▶ **Exercise**
The string "JSON" appears in some lines of the data. Report how many, with no other words.

▶ **Extracted information**
################

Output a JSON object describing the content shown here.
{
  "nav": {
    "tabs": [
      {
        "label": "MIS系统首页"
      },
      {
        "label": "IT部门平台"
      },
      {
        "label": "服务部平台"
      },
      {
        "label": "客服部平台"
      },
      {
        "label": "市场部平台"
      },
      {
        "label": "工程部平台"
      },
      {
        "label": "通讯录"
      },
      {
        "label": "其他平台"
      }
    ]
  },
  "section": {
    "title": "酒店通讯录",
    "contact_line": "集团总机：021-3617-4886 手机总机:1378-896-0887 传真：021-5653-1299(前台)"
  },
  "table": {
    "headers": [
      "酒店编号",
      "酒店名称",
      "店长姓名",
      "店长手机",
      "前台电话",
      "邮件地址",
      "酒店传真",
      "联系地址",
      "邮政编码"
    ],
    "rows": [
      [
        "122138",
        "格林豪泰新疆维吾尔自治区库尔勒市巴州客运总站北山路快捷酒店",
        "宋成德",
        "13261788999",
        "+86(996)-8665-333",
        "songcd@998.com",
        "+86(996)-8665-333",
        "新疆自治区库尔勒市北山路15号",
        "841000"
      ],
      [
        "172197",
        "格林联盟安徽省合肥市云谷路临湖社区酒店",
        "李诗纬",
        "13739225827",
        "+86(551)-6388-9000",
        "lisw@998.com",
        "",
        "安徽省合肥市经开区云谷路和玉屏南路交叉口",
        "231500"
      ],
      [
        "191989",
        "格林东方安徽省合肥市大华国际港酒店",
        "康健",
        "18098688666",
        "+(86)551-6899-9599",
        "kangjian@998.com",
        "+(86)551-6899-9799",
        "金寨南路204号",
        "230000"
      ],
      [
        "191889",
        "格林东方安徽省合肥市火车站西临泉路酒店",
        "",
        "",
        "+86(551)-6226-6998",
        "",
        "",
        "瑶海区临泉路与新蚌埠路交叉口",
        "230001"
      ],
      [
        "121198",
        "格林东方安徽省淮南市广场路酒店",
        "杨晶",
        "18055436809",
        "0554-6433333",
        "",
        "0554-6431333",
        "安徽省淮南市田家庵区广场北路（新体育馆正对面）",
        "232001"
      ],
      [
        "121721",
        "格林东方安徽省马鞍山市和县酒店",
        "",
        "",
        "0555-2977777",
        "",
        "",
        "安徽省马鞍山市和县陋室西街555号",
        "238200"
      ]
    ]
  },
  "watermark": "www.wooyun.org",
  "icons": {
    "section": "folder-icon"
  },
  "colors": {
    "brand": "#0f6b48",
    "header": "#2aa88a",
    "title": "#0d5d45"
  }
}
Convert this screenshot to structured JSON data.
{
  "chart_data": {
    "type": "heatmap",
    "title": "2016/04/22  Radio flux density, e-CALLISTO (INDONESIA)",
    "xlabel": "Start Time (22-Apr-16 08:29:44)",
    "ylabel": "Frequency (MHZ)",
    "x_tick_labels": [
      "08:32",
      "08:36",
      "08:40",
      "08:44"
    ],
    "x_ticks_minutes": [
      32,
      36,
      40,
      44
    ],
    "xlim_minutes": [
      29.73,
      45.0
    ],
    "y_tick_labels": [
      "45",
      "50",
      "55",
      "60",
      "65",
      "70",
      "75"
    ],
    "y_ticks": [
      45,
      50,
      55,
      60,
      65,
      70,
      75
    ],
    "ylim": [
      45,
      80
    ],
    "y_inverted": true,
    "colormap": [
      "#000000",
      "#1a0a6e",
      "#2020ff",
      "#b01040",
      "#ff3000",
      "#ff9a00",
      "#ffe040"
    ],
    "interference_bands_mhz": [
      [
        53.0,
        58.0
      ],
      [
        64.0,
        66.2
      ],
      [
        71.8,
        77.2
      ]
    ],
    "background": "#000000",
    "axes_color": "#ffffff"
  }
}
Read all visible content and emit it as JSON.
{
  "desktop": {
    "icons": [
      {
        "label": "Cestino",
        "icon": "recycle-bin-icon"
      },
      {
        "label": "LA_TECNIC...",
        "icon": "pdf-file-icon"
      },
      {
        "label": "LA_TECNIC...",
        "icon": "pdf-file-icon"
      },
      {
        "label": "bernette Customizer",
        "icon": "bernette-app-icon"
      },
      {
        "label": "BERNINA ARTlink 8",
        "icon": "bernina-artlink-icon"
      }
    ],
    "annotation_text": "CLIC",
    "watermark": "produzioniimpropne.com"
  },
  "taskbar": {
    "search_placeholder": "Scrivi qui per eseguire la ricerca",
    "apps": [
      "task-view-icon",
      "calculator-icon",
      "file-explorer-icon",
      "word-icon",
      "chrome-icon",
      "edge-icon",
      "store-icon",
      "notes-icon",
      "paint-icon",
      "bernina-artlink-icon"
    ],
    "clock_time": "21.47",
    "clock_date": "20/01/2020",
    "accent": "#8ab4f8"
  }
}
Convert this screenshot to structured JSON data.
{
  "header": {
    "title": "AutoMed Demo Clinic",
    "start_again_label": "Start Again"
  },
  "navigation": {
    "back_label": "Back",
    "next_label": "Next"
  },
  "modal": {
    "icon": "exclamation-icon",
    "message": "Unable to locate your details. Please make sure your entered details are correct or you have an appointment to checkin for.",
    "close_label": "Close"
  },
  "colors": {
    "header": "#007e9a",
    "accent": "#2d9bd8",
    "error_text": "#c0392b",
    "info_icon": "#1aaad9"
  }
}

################

▶ **Task result**
4